Writer: Amanda Williams | For the last couple of years, I’ve heard my mother talk about her friend Mindy. Mindy and my mother have a lot in common. They are both empty nesters. They both enjoy reading (especially Outlander books) and they both have cute giggles. I haven’t met Mindy in person but I can tell by the way my mother talks about her, that she is a good friend to her. One-day last week, I was scrolling through my Facebook page and I noticed that my mother had commented on the picture of one of my best friends from high school and her mother. “You both look beautiful” she said. WHAT? I thought to myself, “How does my mom know my friend, Alice?” And then it dawned on me, that her friend Mindy was the mother of my friend Alice. So I called my mom that morning to tell her, she had more in common with Mindy than she thought.
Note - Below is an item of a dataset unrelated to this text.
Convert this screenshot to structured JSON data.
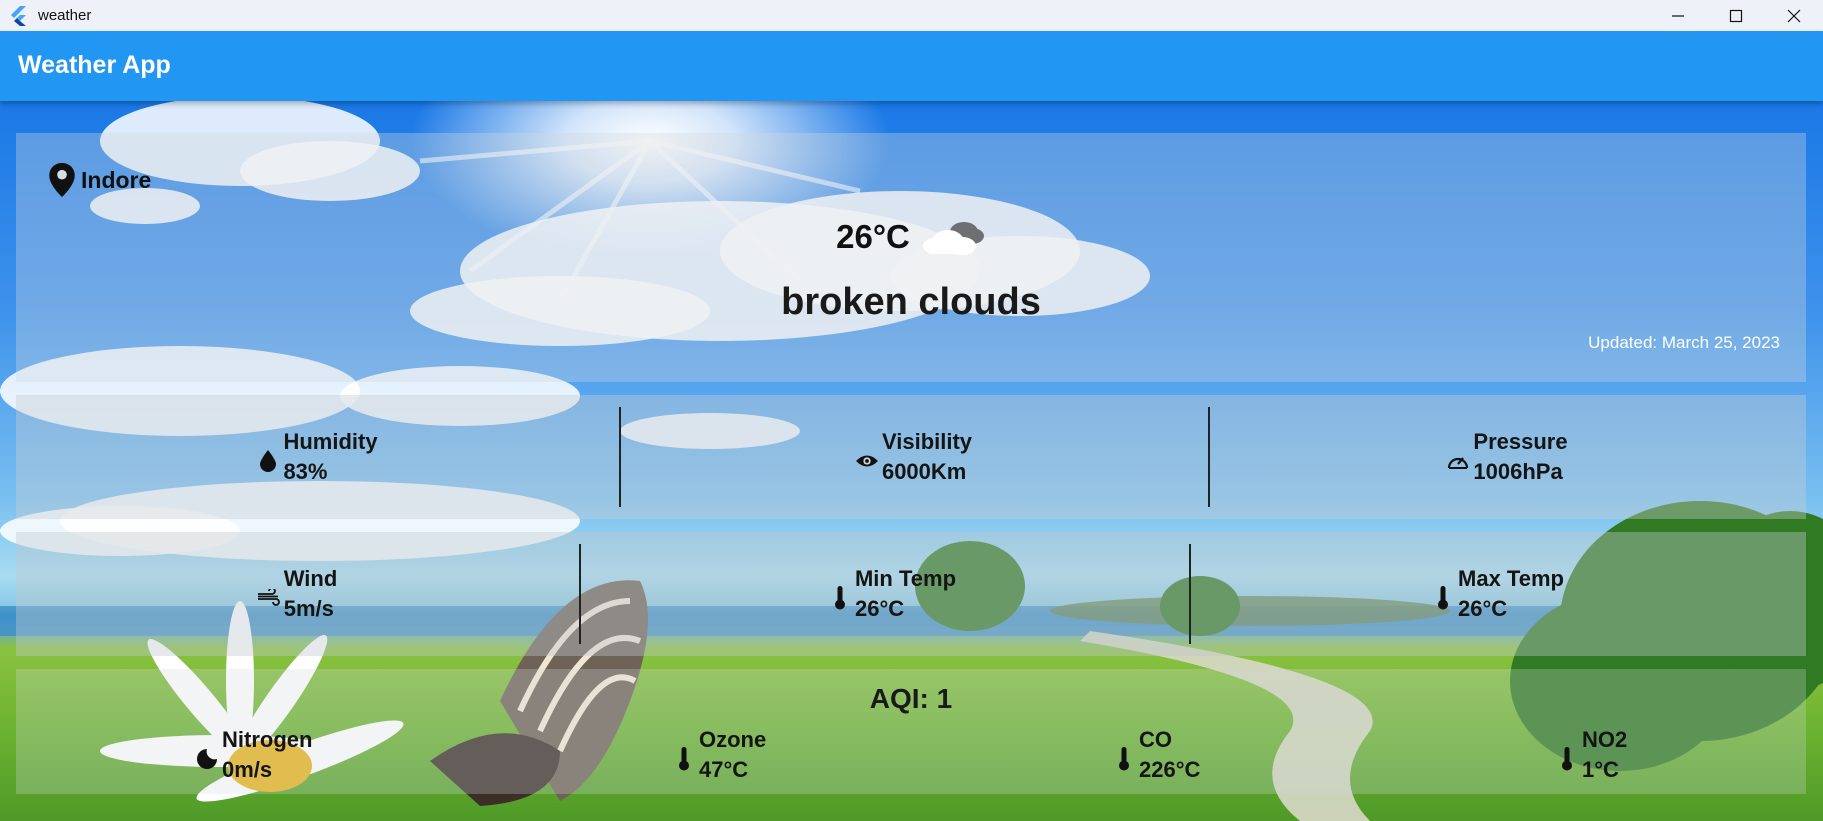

Alice and I were really good friends in High School, so much so that I would consider her one of the most influential people in my life. (How my mom never knew that, I’ll chalk up to adolescents and wrangling 3 kids) The Alice I knew was beautiful, funny, popular and curvy. I remember meeting her in 6th period choir class; I had seen her in the hall and wanted very badly to be her friend. She projected this subtle air of fearlessness and self-reliance. To my adolescent insecurities, her confidence was contagious. She seemed to defy all high school stereotypes. Beautiful but curvy. Funny but curvy. Popular but curvy. These were quite formative years for me, and until I met Alice I was convinced the worst thing you could be was – CURVY. But this, this was a girl that seemed to prove me wrong. While I sat at home journaling about my high school crushes, she was out partying with them. While I was convinced I had to starve myself to be accepted, Alice’s acceptance seemed to come without clause. With each of our interactions, my personal insight grew.
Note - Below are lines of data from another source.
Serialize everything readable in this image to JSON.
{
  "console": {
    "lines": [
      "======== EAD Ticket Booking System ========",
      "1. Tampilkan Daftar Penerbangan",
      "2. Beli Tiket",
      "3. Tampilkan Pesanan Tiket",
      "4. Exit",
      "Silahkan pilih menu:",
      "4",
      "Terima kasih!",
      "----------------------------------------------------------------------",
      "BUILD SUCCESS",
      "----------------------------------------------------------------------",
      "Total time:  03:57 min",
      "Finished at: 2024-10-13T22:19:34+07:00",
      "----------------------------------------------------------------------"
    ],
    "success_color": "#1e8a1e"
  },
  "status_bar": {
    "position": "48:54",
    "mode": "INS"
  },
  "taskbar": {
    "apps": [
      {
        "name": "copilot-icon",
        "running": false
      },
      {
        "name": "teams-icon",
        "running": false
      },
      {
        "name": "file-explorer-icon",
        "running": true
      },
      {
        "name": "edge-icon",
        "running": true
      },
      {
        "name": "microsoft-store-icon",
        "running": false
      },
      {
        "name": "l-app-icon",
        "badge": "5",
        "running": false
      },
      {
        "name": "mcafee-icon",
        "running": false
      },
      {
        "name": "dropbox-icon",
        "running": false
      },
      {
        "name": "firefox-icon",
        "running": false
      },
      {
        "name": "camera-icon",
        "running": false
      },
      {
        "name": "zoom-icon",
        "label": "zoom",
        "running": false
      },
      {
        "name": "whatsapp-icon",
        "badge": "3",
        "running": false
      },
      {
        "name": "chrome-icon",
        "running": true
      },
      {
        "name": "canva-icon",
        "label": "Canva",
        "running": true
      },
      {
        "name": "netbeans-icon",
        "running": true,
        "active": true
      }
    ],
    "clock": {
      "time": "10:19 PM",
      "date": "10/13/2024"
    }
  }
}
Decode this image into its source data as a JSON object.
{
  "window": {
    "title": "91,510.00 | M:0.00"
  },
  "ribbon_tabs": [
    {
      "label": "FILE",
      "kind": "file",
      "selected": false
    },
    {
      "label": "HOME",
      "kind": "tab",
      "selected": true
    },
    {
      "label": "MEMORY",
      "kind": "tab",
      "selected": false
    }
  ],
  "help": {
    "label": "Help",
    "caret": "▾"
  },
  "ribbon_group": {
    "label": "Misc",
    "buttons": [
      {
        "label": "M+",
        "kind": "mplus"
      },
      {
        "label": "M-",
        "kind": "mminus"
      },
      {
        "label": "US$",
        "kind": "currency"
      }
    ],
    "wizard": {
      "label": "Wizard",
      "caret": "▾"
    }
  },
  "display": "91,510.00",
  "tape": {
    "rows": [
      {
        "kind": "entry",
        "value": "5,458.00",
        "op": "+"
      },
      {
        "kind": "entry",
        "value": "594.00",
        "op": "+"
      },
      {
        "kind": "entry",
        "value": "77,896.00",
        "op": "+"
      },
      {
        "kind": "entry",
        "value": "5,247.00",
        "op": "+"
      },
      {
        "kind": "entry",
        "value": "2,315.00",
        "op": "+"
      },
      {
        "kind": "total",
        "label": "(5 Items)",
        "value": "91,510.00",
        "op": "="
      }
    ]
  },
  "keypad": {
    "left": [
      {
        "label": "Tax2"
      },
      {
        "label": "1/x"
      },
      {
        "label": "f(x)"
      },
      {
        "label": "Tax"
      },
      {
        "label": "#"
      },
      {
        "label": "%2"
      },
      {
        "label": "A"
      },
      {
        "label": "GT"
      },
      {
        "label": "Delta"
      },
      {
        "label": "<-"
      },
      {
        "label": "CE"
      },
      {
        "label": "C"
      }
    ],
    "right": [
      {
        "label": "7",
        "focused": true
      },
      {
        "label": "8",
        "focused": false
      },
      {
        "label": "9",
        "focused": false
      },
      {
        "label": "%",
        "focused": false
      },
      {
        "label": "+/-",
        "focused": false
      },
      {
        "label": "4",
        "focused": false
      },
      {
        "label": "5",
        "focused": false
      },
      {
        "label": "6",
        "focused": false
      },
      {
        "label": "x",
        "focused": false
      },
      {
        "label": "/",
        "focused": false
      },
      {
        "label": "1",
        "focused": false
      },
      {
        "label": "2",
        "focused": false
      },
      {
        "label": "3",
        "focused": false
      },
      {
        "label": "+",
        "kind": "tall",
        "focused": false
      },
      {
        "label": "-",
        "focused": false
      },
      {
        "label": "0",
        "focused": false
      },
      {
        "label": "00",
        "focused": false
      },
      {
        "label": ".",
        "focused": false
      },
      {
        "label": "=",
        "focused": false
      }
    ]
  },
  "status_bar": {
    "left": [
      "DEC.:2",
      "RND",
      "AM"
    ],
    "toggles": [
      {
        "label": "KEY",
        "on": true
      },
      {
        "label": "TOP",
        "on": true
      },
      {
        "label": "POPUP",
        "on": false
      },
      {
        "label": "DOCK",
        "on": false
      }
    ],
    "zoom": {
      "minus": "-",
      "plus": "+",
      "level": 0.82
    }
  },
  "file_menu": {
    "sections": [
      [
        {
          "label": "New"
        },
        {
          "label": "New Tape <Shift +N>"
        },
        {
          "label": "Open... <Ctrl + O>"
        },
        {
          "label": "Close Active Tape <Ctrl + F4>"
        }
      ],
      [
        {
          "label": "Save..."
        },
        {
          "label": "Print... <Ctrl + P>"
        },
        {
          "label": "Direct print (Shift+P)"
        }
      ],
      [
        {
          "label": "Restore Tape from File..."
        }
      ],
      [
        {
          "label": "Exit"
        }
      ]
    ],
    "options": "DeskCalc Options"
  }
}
Alice and I had a lot in common, only a year apart, she showed me how to live an unapologetic life in my imperfect body. And she did it so naturally, without preach. In fact, I bet if she were to read this today, she would be shocked by how important she was to my life. But how could I forget a person like her? How could I forget the lessons she taught me? She gifted me, my most prized possession: self-confidence. And it dawned upon me that, not everyone is blessed with an interaction like this, at such a young age. This friendship really helped mold me into the person I am today. I hope that every little girl finds their “Alice” (or becomes her), a girl who can show them that you don’t have to be perfect to be loved. That life is too short to get hung-up on the uncontrollable. That fun and happiness have no size. We’ve lost touch through the years but that will not decrease the clout of her significance. Without knowing it, she was my first body positive role model. And I suddenly understand why my mother is her mother’s biggest fan.